In the letter to Unite members, who are believed to have been signed up in large numbers to vote in the Labour leadership race, the stewards highlight Smith’s support for extra funding in the NHS and his vision for an industrial strategy.

Corbyn was endorsed by Unite, Labour's largest affliated union and the largest trades union in the country, following votes by Unite's ruling executive committee and policy conference. 

Although few expect the intervention to have a decisive role in the Labour leadership, regarded as a formality for Corbyn, the opposition of Unite workers in these industries may prove significant in Len McCluskey’s bid to be re-elected as general secretary of Unite.

 

The full letter is below:

Britain needs a Labour Government to defend jobs, industry and skills and to promote strong trade unions. As convenors and shop stewards in the manufacturing, defence, aerospace and energy sectors we believe that Owen Smith is the best candidate to lead the Labour Party in opposition and in government.

Owen has made clear his support for the industries we work in. He has spelt out his vision for an industrial strategy which supports great British businesses: investing in infrastructure, research and development, skills and training. He has set out ways to back British industry with new procurement rules to protect jobs and contracts from being outsourced to the lowest bidder. He has demanded a seat at the table during the Brexit negotiations to defend trade union and workers’ rights. Defending manufacturing jobs threatened by Brexit must be at the forefront of the negotiations. He has called for the final deal to be put to the British people via a second referendum or at a general election.

But Owen has also talked about the issues which affect our families and our communities. Investing £60 billion extra over 5 years in the NHS funded through new taxes on the wealthiest. Building 300,000 new homes a year over 5 years, half of which should be social housing. Investing in Sure Start schemes by scrapping the charitable status of private schools. That’s why we are backing Owen.

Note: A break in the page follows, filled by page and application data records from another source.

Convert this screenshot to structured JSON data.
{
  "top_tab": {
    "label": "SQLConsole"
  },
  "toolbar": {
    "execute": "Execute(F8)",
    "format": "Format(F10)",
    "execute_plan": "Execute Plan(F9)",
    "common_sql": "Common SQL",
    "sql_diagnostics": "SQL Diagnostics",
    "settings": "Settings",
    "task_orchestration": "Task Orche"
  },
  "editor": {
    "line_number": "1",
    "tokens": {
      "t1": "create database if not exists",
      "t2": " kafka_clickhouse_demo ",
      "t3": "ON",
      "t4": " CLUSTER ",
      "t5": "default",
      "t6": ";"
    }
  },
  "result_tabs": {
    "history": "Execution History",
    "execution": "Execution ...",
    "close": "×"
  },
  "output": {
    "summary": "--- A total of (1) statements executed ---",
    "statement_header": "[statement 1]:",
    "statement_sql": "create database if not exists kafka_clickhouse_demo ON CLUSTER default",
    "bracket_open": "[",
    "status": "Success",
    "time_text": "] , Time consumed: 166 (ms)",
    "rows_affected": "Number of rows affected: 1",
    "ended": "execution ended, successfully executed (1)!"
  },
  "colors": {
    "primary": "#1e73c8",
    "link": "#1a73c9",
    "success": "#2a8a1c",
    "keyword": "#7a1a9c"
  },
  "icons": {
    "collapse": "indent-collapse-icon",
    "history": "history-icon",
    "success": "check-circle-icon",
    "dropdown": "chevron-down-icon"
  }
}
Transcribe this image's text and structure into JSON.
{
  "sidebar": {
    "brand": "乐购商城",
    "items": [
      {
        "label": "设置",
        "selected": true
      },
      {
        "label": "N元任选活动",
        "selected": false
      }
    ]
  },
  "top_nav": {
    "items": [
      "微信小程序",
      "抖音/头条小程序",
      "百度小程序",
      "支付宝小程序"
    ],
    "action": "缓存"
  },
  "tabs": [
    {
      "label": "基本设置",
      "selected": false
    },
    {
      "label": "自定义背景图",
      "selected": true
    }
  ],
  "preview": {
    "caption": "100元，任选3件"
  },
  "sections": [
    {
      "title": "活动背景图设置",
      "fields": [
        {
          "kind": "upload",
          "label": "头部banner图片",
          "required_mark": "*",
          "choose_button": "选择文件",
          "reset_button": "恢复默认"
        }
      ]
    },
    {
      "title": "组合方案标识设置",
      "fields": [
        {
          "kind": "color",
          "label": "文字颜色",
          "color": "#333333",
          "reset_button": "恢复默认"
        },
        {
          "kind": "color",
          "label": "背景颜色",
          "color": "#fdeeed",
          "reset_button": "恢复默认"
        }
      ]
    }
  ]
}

The Labour Party is at a crossroads. We cannot ignore reality – we need to be radical but we also need to be credible – capable of winning the support of the British people. We need an effective Opposition and we need a Labour Government to put policies into practice that will defend our members’ and their families’ interests. That’s why we are backing Owen.

Steve Hibbert, Convenor Rolls Royce, Derby
Howard Turner, Senior Steward, Walter Frank & Sons Limited
Danny Coleman, Branch Secretary, GE Aviation, Wales
Karl Daly, Deputy Convenor, Rolls Royce, Derby
Nigel Stott, Convenor, BASSA, British Airways
John Brough, Works Convenor, Rolls Royce, Barnoldswick
John Bennett, Site Convenor, Babcock Marine, Devonport, Plymouth
Kevin Langford, Mechanical Convenor, Babcock, Devonport, Plymouth
John McAllister, Convenor, Vector Aerospace Helicopter Services
Garry Andrews, Works Convenor, Rolls Royce, Sunderland
Steve Froggatt, Deputy Convenor, Rolls Royce, Derby
Jim McGivern, Convenor, Rolls Royce, Derby
Alan Bird, Chairman & Senior Rep, Rolls Royce, Derby
Raymond Duguid, Convenor, Babcock, Rosyth
Steve Duke, Senior Staff Rep, Rolls Royce, Barnoldswick
Paul Welsh, Works Convenor, Brush Electrical Machines, Loughborough
Bob Holmes, Manual Convenor, BAE Systems, Warton, Lancs
Simon Hemmings, Staff Convenor, Rolls Royce, Derby
Mick Forbes, Works Convenor, GKN, Birmingham
Ian Bestwick, Chief Negotiator, Rolls Royce Submarines, Derby
Mark Barron, Senior Staff Rep, Pallion, Sunderland
Ian Hodgkison, Chief Negotiator, PCO, Rolls Royce
Joe O’Gorman, Convenor, BAE Systems, Maritime Services, Portsmouth
Azza Samms, Manual Workers Convenor, BAE Systems Submarines, Barrow
Dave Thompson, Staff Convenor, BAE Systems Submarines, Barrow
Tim Griffiths, Convenor, BAE Systems Submarines, Barrow
Paul Blake, Convenor, Princess Yachts, Plymouth
Steve Jones, Convenor, Rolls Royce, Bristol
Colin Gosling, Senior Rep, Siemens Traffic Solutions, Poole

Stephen Bush is special correspondent at the New Statesman. He usually writes about politics.